Another consideration is timing. This trips up many independent agents. The reality is it's never too early to start developing a succession plan. I liken it to buying life insurance. You don't want to wait until you have a serious health problem before purchasing a policy. In the same way, you don't want to wait until you lose your enthusiasm for your business to develop a succession plan.
Some agents worry that if they develop a five-year plan, that means they will have to retire in five years no matter what. But you can always rework the plan's timing based on your personal level of agency engagement as it's not legally binding, of course.
Ideally, when you're ready to retire, you should build in enough time to notify your current staff and make them comfortable with the transition. The larger your agency, the longer the transition period should last. In general, the more upfront you are with your current management team about succession planning, the greater the trust your employees will have with you and your successor.
However, be aware that confidentiality is also important in selling an agency. Be transparent enough to give your employees peace of mind but not so transparent that you breach the seller's confidentiality. A well-versed lawyer in the M&A space can help you know what—and what not—to communicate and to whom.
Preparing Your Agency for the Transition
When it comes to preparing for the transition, invest in your agency. For some independent agents, this takes a behavioral change. To execute a successful succession plan, get comfortable investing in your business and making it more valuable. This includes investing in people, facilities and technology—everything that can help set your agency apart from the crowd.

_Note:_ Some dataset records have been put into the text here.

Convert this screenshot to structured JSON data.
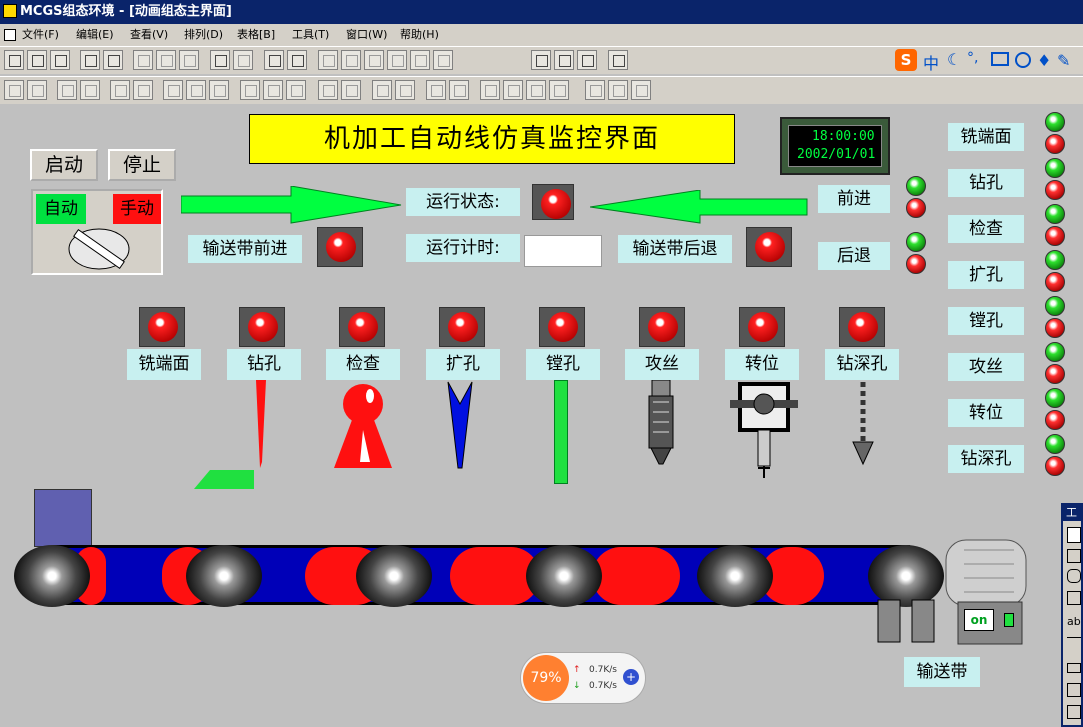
{
  "window": {
    "title": "MCGS组态环境 - [动画组态主界面]"
  },
  "menu": [
    "文件(F)",
    "编辑(E)",
    "查看(V)",
    "排列(D)",
    "表格[B]",
    "工具(T)",
    "窗口(W)",
    "帮助(H)"
  ],
  "ime": {
    "lang": "中"
  },
  "header": {
    "title": "机加工自动线仿真监控界面",
    "time": "18:00:00",
    "date": "2002/01/01"
  },
  "controls": {
    "start": "启动",
    "stop": "停止",
    "auto": "自动",
    "manual": "手动"
  },
  "status": {
    "running_state": "运行状态:",
    "running_time": "运行计时:",
    "timer_value": "",
    "forward_label": "输送带前进",
    "backward_label": "输送带后退",
    "fwd_btn": "前进",
    "back_btn": "后退"
  },
  "stations": [
    "铣端面",
    "钻孔",
    "检查",
    "扩孔",
    "镗孔",
    "攻丝",
    "转位",
    "钻深孔"
  ],
  "conveyor": {
    "label": "输送带",
    "motor_switch": "on"
  },
  "netmon": {
    "percent": "79%",
    "up": "0.7K/s",
    "down": "0.7K/s"
  },
  "toolbox": {
    "title": "工具",
    "text_tool": "ab"
  },
  "colors": {
    "title_bg": "#ffff00",
    "arrow": "#00ff40",
    "belt": "#0000c0",
    "led_red": "#ff2020",
    "label_bg": "#c8f0f0"
  }
}
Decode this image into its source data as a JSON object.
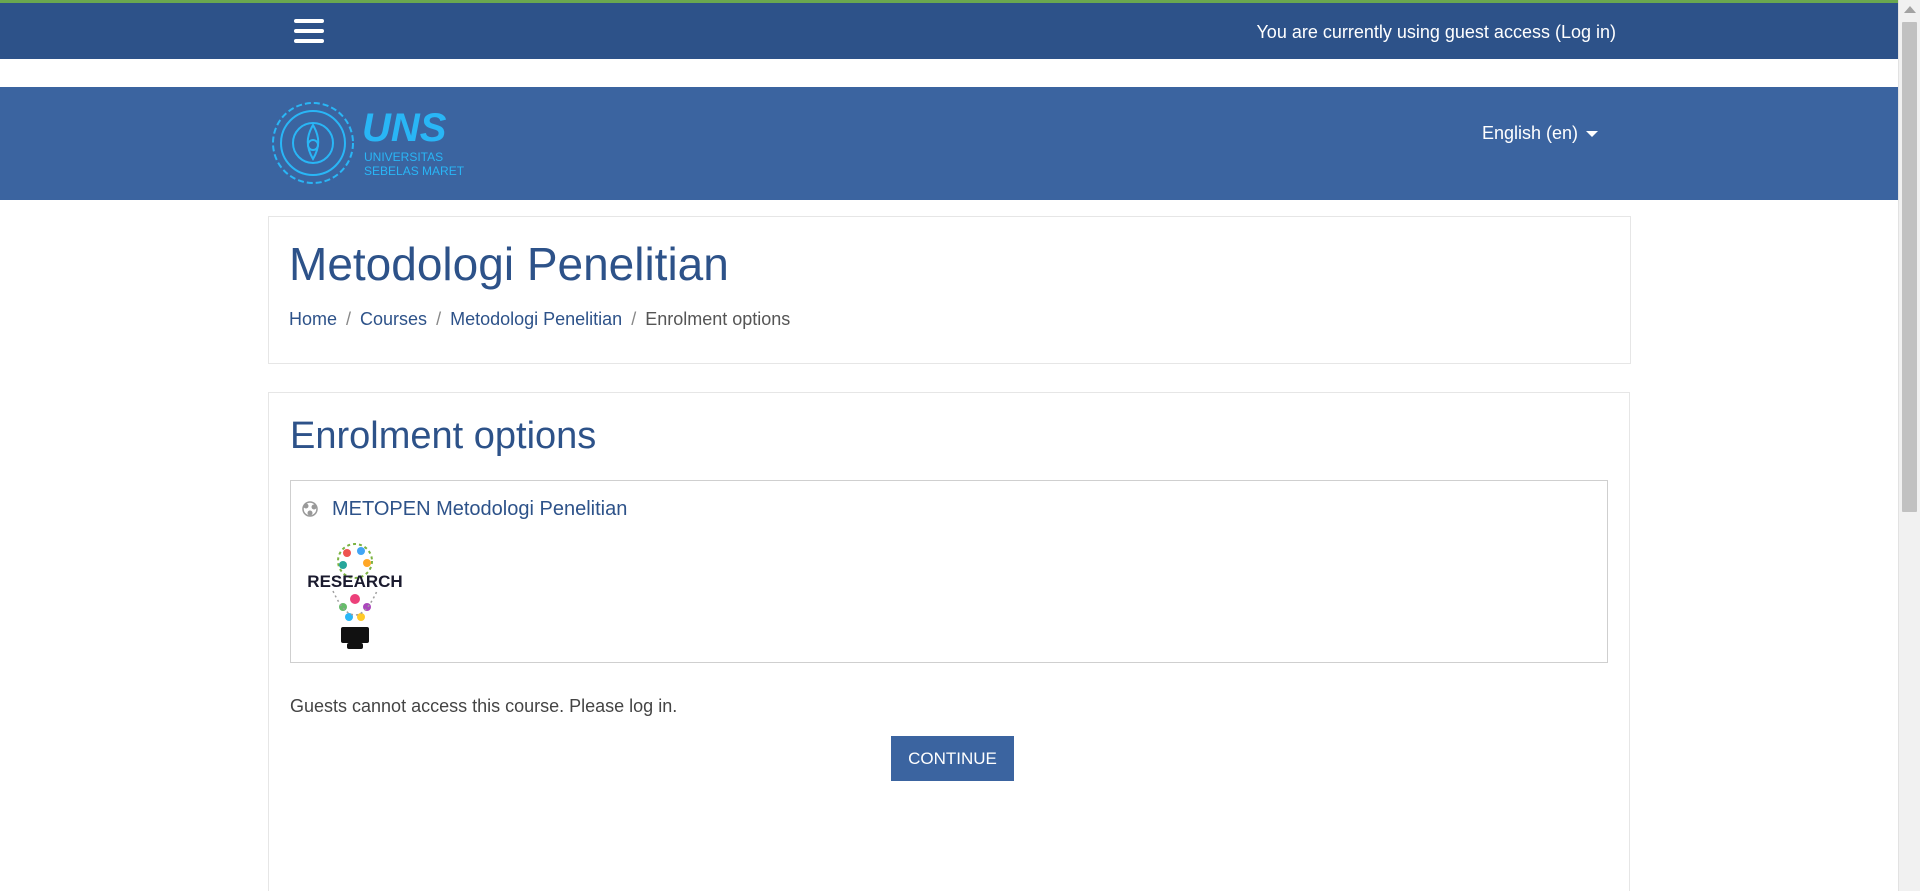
{
  "topbar": {
    "guest_prefix": "You are currently using guest access (",
    "login_link": "Log in",
    "guest_suffix": ")"
  },
  "header": {
    "logo": {
      "text": "UNS",
      "line1": "UNIVERSITAS",
      "line2": "SEBELAS MARET"
    },
    "language": "English (en)"
  },
  "page": {
    "title": "Metodologi Penelitian",
    "breadcrumb": [
      {
        "label": "Home"
      },
      {
        "label": "Courses"
      },
      {
        "label": "Metodologi Penelitian"
      },
      {
        "label": "Enrolment options"
      }
    ]
  },
  "main": {
    "section_title": "Enrolment options",
    "course": {
      "name": "METOPEN Metodologi Penelitian",
      "image_text": "RESEARCH"
    },
    "guest_message": "Guests cannot access this course. Please log in.",
    "continue_label": "CONTINUE"
  },
  "colors": {
    "topbar": "#2d5289",
    "header": "#3b64a0",
    "accent_line": "#6aa84f",
    "logo": "#29b6f6",
    "link": "#2d5289"
  }
}
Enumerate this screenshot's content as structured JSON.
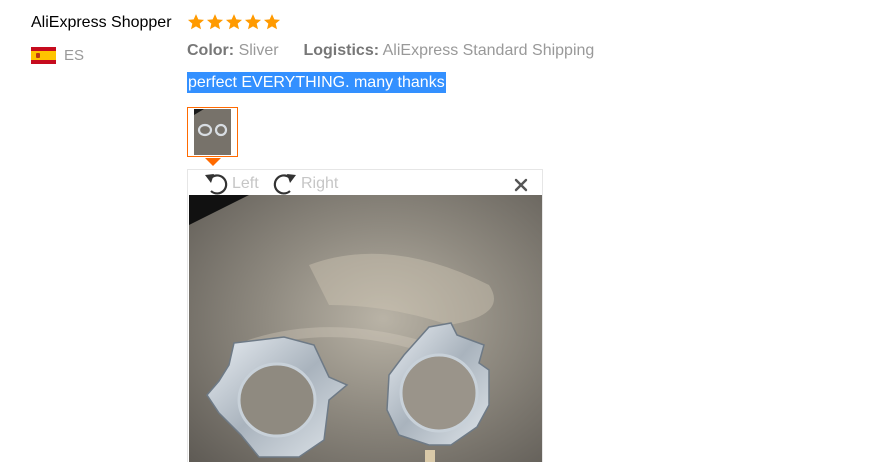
{
  "reviewer": {
    "name": "AliExpress Shopper",
    "country_code": "ES",
    "flag_icon": "spain-flag-icon"
  },
  "rating": {
    "stars": 5,
    "max": 5,
    "color": "#ff9a00"
  },
  "order_info": {
    "color_label": "Color:",
    "color_value": "Sliver",
    "logistics_label": "Logistics:",
    "logistics_value": "AliExpress Standard Shipping"
  },
  "feedback": {
    "text": "perfect EVERYTHING. many thanks",
    "highlight_color": "#3390ff"
  },
  "photos": {
    "count": 1,
    "active_border_color": "#ff6a00"
  },
  "viewer": {
    "rotate_left_label": "Left",
    "rotate_right_label": "Right",
    "rotate_left_icon": "rotate-left-icon",
    "rotate_right_icon": "rotate-right-icon",
    "close_icon": "close-icon"
  }
}
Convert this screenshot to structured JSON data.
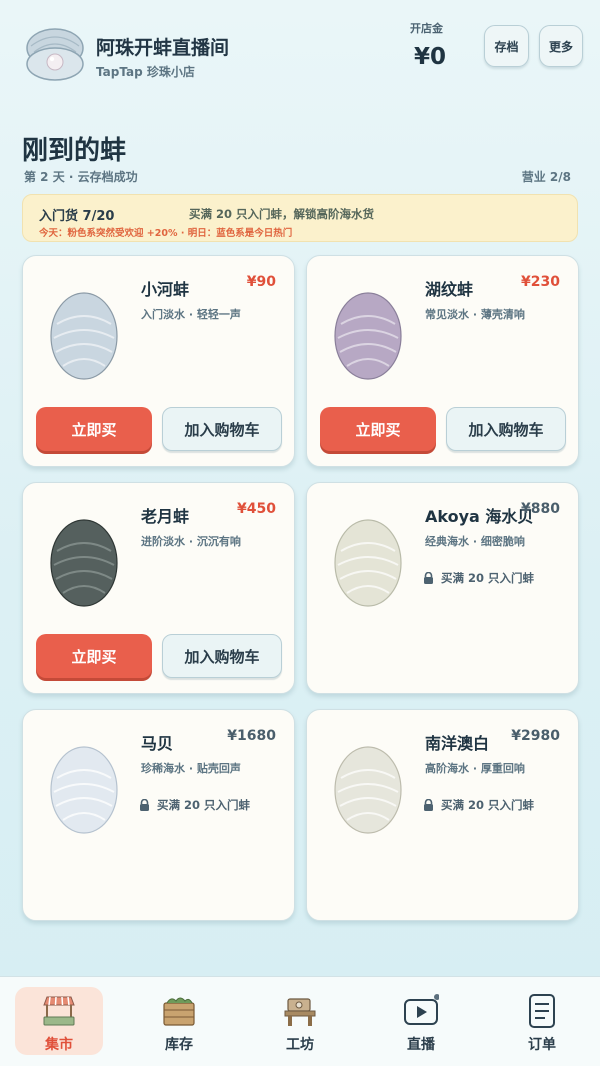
{
  "header": {
    "title": "阿珠开蚌直播间",
    "subtitle": "TapTap 珍珠小店",
    "fund_label": "开店金",
    "fund_value": "¥0",
    "save_label": "存档",
    "more_label": "更多"
  },
  "page": {
    "title": "刚到的蚌",
    "day_status": "第 2 天 · 云存档成功",
    "business": "营业 2/8"
  },
  "banner": {
    "count": "入门货 7/20",
    "tip": "买满 20 只入门蚌，解锁高阶海水货",
    "trend": "今天：粉色系突然受欢迎 +20% · 明日：蓝色系是今日热门"
  },
  "buttons": {
    "buy": "立即买",
    "cart": "加入购物车"
  },
  "products": [
    {
      "name": "小河蚌",
      "price": "¥90",
      "desc": "入门淡水 · 轻轻一声",
      "locked": false,
      "lock_text": "",
      "shell_color": "#c9d6e0"
    },
    {
      "name": "湖纹蚌",
      "price": "¥230",
      "desc": "常见淡水 · 薄壳清响",
      "locked": false,
      "lock_text": "",
      "shell_color": "#b7a8c4"
    },
    {
      "name": "老月蚌",
      "price": "¥450",
      "desc": "进阶淡水 · 沉沉有响",
      "locked": false,
      "lock_text": "",
      "shell_color": "#55605e"
    },
    {
      "name": "Akoya 海水贝",
      "price": "¥880",
      "desc": "经典海水 · 细密脆响",
      "locked": true,
      "lock_text": "买满 20 只入门蚌",
      "shell_color": "#e4e4d6"
    },
    {
      "name": "马贝",
      "price": "¥1680",
      "desc": "珍稀海水 · 贴壳回声",
      "locked": true,
      "lock_text": "买满 20 只入门蚌",
      "shell_color": "#e2e9f0"
    },
    {
      "name": "南洋澳白",
      "price": "¥2980",
      "desc": "高阶海水 · 厚重回响",
      "locked": true,
      "lock_text": "买满 20 只入门蚌",
      "shell_color": "#e6e6dc"
    }
  ],
  "nav": [
    {
      "label": "集市",
      "icon": "market-stall-icon",
      "active": true
    },
    {
      "label": "库存",
      "icon": "crate-icon",
      "active": false
    },
    {
      "label": "工坊",
      "icon": "workshop-icon",
      "active": false
    },
    {
      "label": "直播",
      "icon": "live-play-icon",
      "active": false
    },
    {
      "label": "订单",
      "icon": "order-list-icon",
      "active": false
    }
  ],
  "colors": {
    "accent_red": "#e95f4c",
    "price_red": "#e0503a",
    "banner_bg": "#fbf1cc",
    "active_tab_bg": "#fbe4d9"
  }
}
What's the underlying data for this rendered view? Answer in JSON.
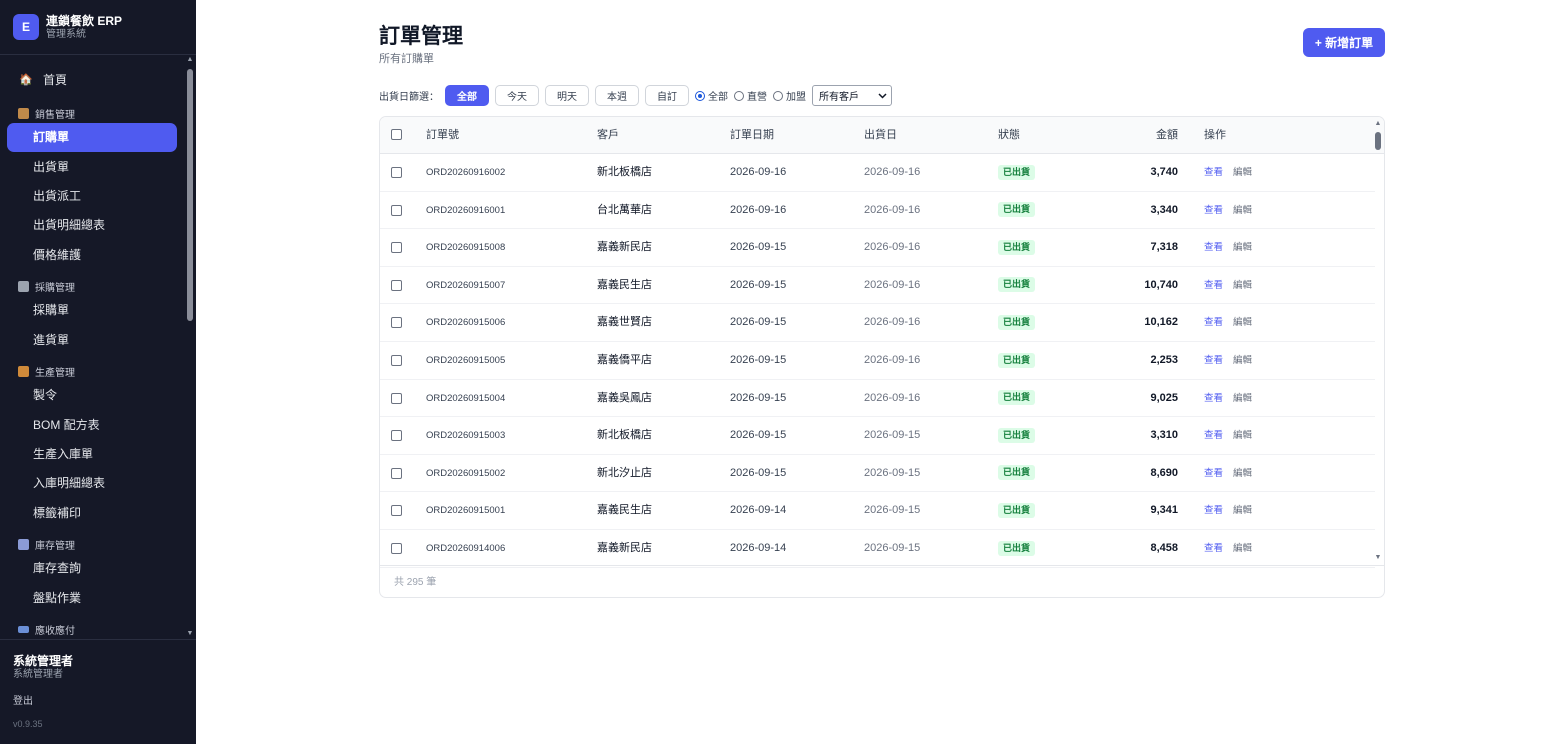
{
  "brand": {
    "logo": "E",
    "title": "連鎖餐飲 ERP",
    "subtitle": "管理系統"
  },
  "nav": {
    "home": {
      "label": "首頁",
      "icon": "🏠"
    },
    "groups": [
      {
        "label": "銷售管理",
        "icon": "box-icon",
        "color": "#c08a4a"
      },
      {
        "label": "採購管理",
        "icon": "cart-icon",
        "color": "#9ca3af"
      },
      {
        "label": "生產管理",
        "icon": "factory-icon",
        "color": "#d08a3a"
      },
      {
        "label": "庫存管理",
        "icon": "warehouse-icon",
        "color": "#8b9bd6"
      },
      {
        "label": "應收應付",
        "icon": "card-icon",
        "color": "#6b8fd6"
      }
    ],
    "items": [
      "訂購單",
      "出貨單",
      "出貨派工",
      "出貨明細總表",
      "價格維護",
      "採購單",
      "進貨單",
      "製令",
      "BOM 配方表",
      "生產入庫單",
      "入庫明細總表",
      "標籤補印",
      "庫存查詢",
      "盤點作業"
    ]
  },
  "user": {
    "name": "系統管理者",
    "role": "系統管理者",
    "logout": "登出",
    "version": "v0.9.35"
  },
  "page": {
    "title": "訂單管理",
    "subtitle": "所有訂購單",
    "new_button": "+ 新增訂單"
  },
  "filters": {
    "label": "出貨日篩選：",
    "chips": [
      "全部",
      "今天",
      "明天",
      "本週",
      "自訂"
    ],
    "radios": [
      "全部",
      "直營",
      "加盟"
    ],
    "select_value": "所有客戶"
  },
  "table": {
    "headers": [
      "訂單號",
      "客戶",
      "訂單日期",
      "出貨日",
      "狀態",
      "金額",
      "操作"
    ],
    "view_label": "查看",
    "edit_label": "編輯",
    "rows": [
      {
        "no": "ORD20260916002",
        "customer": "新北板橋店",
        "order_date": "2026-09-16",
        "ship_date": "2026-09-16",
        "status": "已出貨",
        "amount": "3,740"
      },
      {
        "no": "ORD20260916001",
        "customer": "台北萬華店",
        "order_date": "2026-09-16",
        "ship_date": "2026-09-16",
        "status": "已出貨",
        "amount": "3,340"
      },
      {
        "no": "ORD20260915008",
        "customer": "嘉義新民店",
        "order_date": "2026-09-15",
        "ship_date": "2026-09-16",
        "status": "已出貨",
        "amount": "7,318"
      },
      {
        "no": "ORD20260915007",
        "customer": "嘉義民生店",
        "order_date": "2026-09-15",
        "ship_date": "2026-09-16",
        "status": "已出貨",
        "amount": "10,740"
      },
      {
        "no": "ORD20260915006",
        "customer": "嘉義世賢店",
        "order_date": "2026-09-15",
        "ship_date": "2026-09-16",
        "status": "已出貨",
        "amount": "10,162"
      },
      {
        "no": "ORD20260915005",
        "customer": "嘉義僑平店",
        "order_date": "2026-09-15",
        "ship_date": "2026-09-16",
        "status": "已出貨",
        "amount": "2,253"
      },
      {
        "no": "ORD20260915004",
        "customer": "嘉義吳鳳店",
        "order_date": "2026-09-15",
        "ship_date": "2026-09-16",
        "status": "已出貨",
        "amount": "9,025"
      },
      {
        "no": "ORD20260915003",
        "customer": "新北板橋店",
        "order_date": "2026-09-15",
        "ship_date": "2026-09-15",
        "status": "已出貨",
        "amount": "3,310"
      },
      {
        "no": "ORD20260915002",
        "customer": "新北汐止店",
        "order_date": "2026-09-15",
        "ship_date": "2026-09-15",
        "status": "已出貨",
        "amount": "8,690"
      },
      {
        "no": "ORD20260915001",
        "customer": "嘉義民生店",
        "order_date": "2026-09-14",
        "ship_date": "2026-09-15",
        "status": "已出貨",
        "amount": "9,341"
      },
      {
        "no": "ORD20260914006",
        "customer": "嘉義新民店",
        "order_date": "2026-09-14",
        "ship_date": "2026-09-15",
        "status": "已出貨",
        "amount": "8,458"
      }
    ],
    "footer": "共 295 筆"
  },
  "colors": {
    "accent": "#4f5bf0",
    "sidebar_bg": "#151827",
    "badge_bg": "#dcfce7",
    "badge_text": "#15803d"
  }
}
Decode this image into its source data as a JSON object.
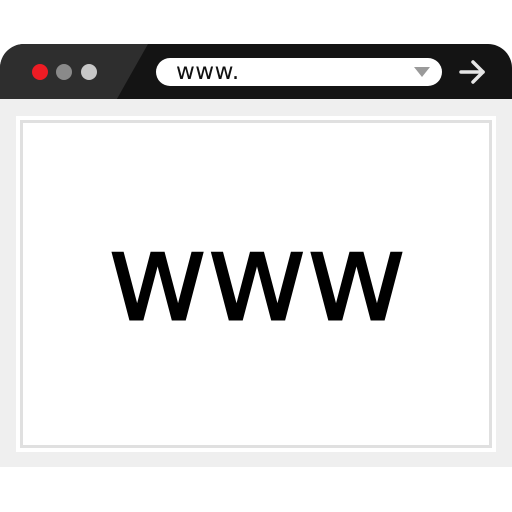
{
  "window": {
    "controls": {
      "close_color": "#ee1c24",
      "minimize_color": "#8a8a8a",
      "maximize_color": "#c8c8c8"
    },
    "address_bar": {
      "value": "www.",
      "dropdown_icon": "chevron-down-icon"
    },
    "go_icon": "arrow-right-icon"
  },
  "page": {
    "heading": "www"
  }
}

This level of investment should be a part of your agency's ongoing strategy. The worst thing you can do is grow complacent, rely on renewals, fail to invest and expect your agency to survive. If your agency's book of business deteriorates over time and you fail to make attaining new business or purchasing leading-edge technology a priority, you may find yourself taking cash away from your planned retirement to make last-minute upgrades.
In addition to investing, set your agency apart by taking care of the basics. Get your financials in order. Look at your agency through the lens of a potential buyer. Consider areas where you might be vulnerable and shore up those weaknesses. For example, is there concentration risk in the ownership of customer relationships?
From a legal and tax standpoint, it is well worth the time and expense to ask for outside counsel. The same is true in obtaining an accurate valuation for your agency. Rely on accountants and lawyers who have worked with independent agents on M&A activity for years. They know market multiples and understand the vagaries of the industry. Ask them for honest advice about how much your agency is worth—and don't be afraid of the answer.
It is said that starting a new job, finding a house and getting married are the three most stressful times in life. If you're an independent agent, getting ready to transition your agency will trump all three.
Develop your succession plan now. You will rest easier knowing your business is well-positioned for the future. That peace of mind is invaluable.
Sean Kenny is vice president of corporate development for SIAA (Strategic Insurance Agency Alliance), the nation's largest independent insurance agency alliance.